- **What you need to do**
From the listing, collect all lines containing the word "name".

- **Listed records**

************

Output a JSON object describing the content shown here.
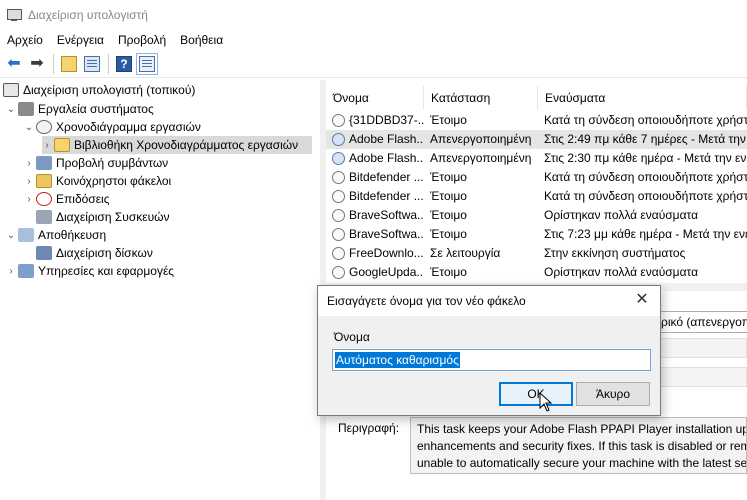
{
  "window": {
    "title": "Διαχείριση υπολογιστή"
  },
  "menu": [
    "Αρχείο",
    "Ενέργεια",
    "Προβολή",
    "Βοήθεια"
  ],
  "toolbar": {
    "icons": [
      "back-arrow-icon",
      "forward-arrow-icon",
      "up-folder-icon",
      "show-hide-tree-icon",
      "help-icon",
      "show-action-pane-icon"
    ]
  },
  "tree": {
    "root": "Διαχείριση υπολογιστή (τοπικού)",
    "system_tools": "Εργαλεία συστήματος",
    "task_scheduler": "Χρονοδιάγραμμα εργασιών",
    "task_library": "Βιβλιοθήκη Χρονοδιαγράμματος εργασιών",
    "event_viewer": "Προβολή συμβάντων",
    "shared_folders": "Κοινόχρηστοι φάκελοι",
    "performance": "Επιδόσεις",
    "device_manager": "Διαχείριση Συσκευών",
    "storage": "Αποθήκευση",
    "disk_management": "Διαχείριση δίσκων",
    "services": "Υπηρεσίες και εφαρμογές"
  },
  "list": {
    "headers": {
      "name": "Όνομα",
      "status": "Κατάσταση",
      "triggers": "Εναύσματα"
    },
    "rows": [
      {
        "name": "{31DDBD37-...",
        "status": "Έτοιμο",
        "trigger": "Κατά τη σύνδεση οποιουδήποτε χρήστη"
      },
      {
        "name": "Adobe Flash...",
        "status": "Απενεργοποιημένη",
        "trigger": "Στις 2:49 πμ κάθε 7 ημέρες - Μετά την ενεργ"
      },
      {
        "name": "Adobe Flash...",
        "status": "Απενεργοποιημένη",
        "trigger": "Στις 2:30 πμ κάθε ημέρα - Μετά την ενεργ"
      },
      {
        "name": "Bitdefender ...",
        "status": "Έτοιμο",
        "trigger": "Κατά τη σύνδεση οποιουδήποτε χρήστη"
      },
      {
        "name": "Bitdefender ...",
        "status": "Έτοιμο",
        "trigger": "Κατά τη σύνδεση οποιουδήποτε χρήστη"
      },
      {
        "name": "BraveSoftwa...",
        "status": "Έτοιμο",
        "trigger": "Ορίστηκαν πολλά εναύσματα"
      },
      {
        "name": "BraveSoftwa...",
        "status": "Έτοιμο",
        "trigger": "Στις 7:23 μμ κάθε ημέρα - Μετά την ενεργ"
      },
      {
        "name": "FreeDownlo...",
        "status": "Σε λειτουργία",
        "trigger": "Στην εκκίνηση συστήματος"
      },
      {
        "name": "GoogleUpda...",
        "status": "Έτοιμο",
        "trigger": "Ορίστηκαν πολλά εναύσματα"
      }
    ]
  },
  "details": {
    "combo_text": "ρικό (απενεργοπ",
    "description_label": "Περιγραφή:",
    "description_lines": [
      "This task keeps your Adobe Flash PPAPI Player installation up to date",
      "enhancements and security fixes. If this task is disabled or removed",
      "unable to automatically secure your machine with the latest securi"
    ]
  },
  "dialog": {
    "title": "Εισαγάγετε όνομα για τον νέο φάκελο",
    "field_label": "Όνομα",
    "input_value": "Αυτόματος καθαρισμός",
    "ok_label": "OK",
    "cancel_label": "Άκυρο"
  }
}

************

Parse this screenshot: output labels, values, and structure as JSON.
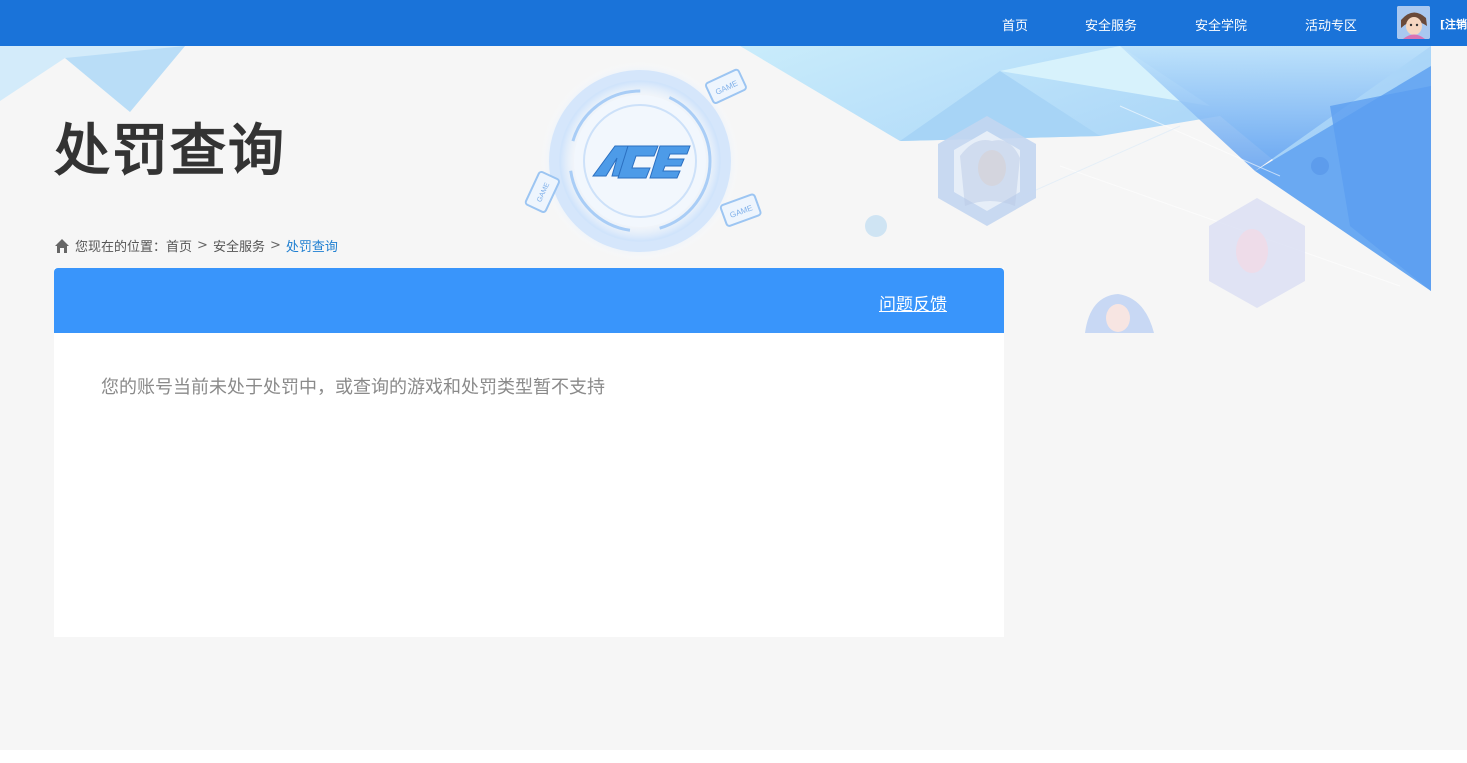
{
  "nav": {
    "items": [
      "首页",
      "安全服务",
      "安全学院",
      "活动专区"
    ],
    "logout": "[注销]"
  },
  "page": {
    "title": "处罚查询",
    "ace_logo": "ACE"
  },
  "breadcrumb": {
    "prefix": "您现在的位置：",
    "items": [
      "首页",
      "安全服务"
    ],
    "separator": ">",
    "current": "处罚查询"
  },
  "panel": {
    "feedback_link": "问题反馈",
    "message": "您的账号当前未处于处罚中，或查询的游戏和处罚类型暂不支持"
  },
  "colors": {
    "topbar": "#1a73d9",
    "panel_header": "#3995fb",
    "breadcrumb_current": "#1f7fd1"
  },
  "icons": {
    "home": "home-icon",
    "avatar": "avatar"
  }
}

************

- **Response**
      "name": "Όνομα",
        "name": "{31DDBD37-...",
        "name": "Adobe Flash...",
        "name": "Adobe Flash...",
        "name": "Bitdefender ...",
        "name": "Bitdefender ...",
        "name": "BraveSoftwa...",
        "name": "BraveSoftwa...",
        "name": "FreeDownlo...",
        "name": "GoogleUpda...",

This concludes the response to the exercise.